The Phenom 100’s strongest suit is its cabin: its total internal volume of 282 cubic feet compares very favorably with the 230 cubic feet of the Citation Mustang’s, and the 160 cubic feet of the Eclipse 500. The cabin will be designed in a four-passenger club configuration with a small refreshment center and enclosed lavatory. Embraer selected BMW Group Designworks USA to design the interior of the cabin. The BMW Groups created a design scheme that maximizes space and utilizes light and subtle color schemes to create an airy, relaxing cabin environment. A total of 55 cubic feet of baggage space is available in the Phenom 100, slightly less than the 63 cubic feet offered by the Citation Mustang, but appreciably more than the 16 cubic feet of the Eclipse 500.

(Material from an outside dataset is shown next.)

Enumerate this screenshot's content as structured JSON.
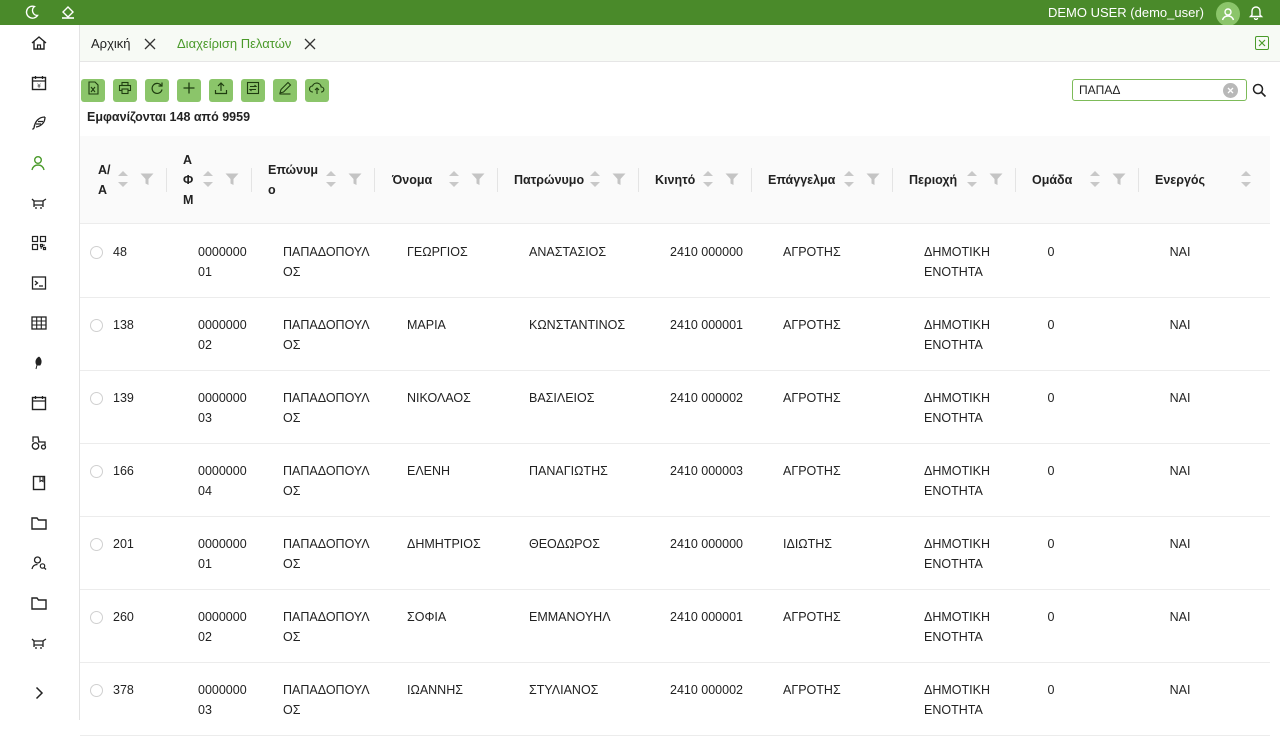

All three VLJs chose engines from Pratt & Whitney Canada’s PW600 series to power their aircraft. The Phenom 100 uses two PW617F engines, which have the largest fan diameter (17.6 inches) and the produce the most thrust (1,615 lbs) of any engine in the series. The PW617F, like all other engines in the PW600 series, has an inspection interval of 3,500 hours.
The Phenom 100 sets itself apart from the rest of the VLJ market when range is taken into consideration. NBAA IFR range with 4 passengers and a 200 nautical mile alternate is 1,060 nautical miles. Both the Citation Mustang and Eclipse 500 fall short of the Phenom 100’s range when carrying the same loads and reserves: the Mustang can fly 1,007 nm; the Eclipse 500 can fly 833nm. The Phenom 100 also outstrips its competitors when cruise speeds are compared: it has a high speed cruise of 380 ktas, while the Mustang has a speed of 339 ktas, and the Eclipse 500 a speed of 370.
Embraer equipped the Phenom 100 to compete with the cockpits of much larger business jets when it selected the all-glass Prodigy flight deck for the aircraft. The avionics will be based on the Garmin G1000 suite. Notably, the Phenom 100 will use a brake-by-wire system with anti-skid capabilities. Although the technology of controlling systems by wire has already been used on larger business aircraft, such as the Falcon 7X, the Phenom 100 is the first VLJ to use the technology for a major system.
The most valuable attribute of the Phenom 100 is the hardest to quantify: its design life. The aircraft is engineered for a life of 35,000 cycles, a level Embraer says is 75% higher than the average business jet. Even the testing standards extend beyond the standard limits: Embraer plans to subject the Phenom 100 to the equivalent of 30,000 flight hours for testing, even though 20,000 hours is typical in the industry.
Embraer’s determined pursuit of excellence shows itself in the Phenom 100: it successfully blends innovation with experience in its design, easily outstripping its competitors in terms of cabin space, range, and reliability. Embraer’s already-venerable reputation gained from more than 35 years of achievement will only increase in prestige with the Phenom 100.